Records contained in a dataset
┌──
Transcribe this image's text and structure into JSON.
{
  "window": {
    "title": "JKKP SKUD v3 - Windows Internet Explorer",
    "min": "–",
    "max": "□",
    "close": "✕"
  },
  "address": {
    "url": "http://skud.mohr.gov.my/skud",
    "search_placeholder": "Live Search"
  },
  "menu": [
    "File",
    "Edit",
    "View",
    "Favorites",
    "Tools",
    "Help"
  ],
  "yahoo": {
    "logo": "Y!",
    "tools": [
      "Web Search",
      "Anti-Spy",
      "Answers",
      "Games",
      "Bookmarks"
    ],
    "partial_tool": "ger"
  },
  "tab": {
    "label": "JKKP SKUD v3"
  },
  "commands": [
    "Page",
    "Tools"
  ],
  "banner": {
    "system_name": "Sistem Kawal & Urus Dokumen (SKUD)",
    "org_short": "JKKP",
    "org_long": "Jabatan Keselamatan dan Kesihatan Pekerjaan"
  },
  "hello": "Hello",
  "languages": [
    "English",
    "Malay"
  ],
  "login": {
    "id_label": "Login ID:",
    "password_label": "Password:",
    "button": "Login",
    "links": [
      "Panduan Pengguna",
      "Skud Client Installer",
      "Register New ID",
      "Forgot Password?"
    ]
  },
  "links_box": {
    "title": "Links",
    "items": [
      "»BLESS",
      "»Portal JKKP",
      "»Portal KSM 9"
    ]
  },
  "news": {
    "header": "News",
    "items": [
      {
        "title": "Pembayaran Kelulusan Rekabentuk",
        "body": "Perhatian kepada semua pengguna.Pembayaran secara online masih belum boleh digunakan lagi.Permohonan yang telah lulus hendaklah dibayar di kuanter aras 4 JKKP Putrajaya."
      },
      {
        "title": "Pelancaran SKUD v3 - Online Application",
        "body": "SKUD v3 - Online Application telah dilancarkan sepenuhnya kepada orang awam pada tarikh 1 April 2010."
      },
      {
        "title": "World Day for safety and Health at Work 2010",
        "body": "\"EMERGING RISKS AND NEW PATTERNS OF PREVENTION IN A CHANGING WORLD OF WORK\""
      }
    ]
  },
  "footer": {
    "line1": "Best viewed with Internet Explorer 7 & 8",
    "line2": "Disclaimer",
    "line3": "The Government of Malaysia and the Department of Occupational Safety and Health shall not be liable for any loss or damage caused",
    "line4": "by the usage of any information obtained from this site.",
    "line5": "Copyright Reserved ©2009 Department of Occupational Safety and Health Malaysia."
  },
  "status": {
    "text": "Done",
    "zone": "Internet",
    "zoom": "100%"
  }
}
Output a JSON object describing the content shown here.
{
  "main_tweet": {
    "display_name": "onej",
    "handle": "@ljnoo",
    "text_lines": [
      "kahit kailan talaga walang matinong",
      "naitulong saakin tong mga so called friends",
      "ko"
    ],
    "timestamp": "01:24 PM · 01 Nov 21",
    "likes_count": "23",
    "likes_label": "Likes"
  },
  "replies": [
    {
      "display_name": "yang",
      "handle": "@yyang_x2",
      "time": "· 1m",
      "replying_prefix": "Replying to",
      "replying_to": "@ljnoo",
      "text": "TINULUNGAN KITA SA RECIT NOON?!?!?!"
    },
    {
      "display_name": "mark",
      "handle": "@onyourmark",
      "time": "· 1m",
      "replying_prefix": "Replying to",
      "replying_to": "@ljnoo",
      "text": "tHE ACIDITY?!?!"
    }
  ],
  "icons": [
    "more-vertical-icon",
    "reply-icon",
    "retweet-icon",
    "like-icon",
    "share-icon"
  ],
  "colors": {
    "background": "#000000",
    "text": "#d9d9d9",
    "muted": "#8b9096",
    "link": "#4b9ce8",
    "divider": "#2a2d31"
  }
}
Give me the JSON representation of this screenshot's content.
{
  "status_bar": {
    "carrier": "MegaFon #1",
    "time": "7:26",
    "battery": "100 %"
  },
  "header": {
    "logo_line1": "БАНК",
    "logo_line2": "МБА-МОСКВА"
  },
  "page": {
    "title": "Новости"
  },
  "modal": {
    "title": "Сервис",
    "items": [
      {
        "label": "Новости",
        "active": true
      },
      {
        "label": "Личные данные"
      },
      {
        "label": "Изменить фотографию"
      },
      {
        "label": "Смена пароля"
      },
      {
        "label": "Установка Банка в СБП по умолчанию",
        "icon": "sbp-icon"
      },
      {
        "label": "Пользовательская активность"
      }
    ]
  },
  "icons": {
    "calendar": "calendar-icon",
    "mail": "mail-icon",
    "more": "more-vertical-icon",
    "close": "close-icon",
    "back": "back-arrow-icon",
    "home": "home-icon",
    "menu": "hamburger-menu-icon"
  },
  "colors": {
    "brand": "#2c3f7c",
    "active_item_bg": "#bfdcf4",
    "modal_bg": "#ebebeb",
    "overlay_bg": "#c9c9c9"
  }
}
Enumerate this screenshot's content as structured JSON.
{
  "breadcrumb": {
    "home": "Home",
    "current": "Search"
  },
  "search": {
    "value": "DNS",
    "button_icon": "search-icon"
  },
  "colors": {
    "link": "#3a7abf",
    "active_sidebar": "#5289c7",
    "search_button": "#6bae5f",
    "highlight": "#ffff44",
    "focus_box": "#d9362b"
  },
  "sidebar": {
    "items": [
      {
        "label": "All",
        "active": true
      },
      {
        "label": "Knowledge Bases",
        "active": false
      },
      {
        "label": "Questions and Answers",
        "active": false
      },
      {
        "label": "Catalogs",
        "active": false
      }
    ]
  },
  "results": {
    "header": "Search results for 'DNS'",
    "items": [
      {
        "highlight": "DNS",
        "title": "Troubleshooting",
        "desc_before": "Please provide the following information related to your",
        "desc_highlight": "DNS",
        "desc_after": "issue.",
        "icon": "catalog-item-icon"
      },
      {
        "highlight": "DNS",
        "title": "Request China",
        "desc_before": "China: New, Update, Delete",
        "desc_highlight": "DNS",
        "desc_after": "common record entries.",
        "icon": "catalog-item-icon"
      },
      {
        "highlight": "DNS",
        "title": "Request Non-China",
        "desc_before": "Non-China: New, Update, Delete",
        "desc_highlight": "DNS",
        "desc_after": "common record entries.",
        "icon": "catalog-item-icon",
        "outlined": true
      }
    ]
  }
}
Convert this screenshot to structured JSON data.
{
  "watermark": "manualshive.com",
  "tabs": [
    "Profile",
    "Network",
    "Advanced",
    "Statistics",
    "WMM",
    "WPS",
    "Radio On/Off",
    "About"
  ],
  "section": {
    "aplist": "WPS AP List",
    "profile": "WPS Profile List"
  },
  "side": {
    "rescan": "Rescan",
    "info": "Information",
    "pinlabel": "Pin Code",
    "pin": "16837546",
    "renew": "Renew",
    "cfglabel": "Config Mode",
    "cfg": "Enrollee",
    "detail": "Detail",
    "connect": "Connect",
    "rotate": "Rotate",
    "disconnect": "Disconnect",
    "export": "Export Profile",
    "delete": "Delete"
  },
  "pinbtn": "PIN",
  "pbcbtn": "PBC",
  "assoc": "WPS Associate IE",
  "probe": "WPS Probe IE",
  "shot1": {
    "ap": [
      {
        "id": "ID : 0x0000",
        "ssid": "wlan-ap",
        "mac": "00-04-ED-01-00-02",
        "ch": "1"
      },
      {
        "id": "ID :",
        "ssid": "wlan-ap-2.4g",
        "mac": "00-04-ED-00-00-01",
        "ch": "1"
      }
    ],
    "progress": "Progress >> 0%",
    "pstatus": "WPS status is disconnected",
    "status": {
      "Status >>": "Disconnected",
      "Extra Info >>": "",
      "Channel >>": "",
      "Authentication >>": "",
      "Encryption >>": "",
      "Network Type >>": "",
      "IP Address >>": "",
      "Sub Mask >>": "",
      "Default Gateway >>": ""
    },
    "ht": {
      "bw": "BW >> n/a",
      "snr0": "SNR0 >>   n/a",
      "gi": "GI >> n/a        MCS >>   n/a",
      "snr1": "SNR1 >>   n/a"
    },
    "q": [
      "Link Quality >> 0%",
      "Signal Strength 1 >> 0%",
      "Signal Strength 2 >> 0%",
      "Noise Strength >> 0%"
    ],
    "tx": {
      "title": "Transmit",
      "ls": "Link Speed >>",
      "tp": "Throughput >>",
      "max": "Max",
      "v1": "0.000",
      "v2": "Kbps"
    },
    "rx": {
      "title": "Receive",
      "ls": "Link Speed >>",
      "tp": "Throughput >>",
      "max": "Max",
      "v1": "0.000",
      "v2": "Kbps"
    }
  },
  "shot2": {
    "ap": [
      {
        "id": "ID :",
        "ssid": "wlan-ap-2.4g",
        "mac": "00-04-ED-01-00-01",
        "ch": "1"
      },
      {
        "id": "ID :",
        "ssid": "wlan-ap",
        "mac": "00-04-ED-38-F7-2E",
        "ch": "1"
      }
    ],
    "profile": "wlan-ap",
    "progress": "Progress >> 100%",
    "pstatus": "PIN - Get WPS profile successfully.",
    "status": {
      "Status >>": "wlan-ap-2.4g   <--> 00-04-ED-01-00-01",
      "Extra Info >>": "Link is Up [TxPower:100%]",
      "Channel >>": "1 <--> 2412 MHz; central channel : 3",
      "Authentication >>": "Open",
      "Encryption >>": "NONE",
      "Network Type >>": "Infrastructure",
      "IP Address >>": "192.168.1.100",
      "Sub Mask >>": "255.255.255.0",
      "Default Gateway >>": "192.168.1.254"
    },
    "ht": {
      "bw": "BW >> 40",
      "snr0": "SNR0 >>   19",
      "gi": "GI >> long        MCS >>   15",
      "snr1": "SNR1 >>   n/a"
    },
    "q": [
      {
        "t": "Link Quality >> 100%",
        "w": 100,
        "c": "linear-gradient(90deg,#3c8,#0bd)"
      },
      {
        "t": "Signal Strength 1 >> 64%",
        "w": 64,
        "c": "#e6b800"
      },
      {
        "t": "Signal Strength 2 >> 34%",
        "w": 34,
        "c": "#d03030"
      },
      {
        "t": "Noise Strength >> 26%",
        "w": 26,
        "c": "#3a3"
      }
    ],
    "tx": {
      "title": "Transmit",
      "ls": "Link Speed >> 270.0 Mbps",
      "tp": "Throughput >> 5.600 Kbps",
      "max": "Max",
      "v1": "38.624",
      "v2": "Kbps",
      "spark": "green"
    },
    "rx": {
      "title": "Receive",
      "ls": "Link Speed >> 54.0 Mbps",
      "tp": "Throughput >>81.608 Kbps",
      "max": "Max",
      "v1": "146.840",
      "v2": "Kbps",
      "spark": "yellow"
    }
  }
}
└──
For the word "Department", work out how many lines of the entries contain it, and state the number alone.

Answer for the task
2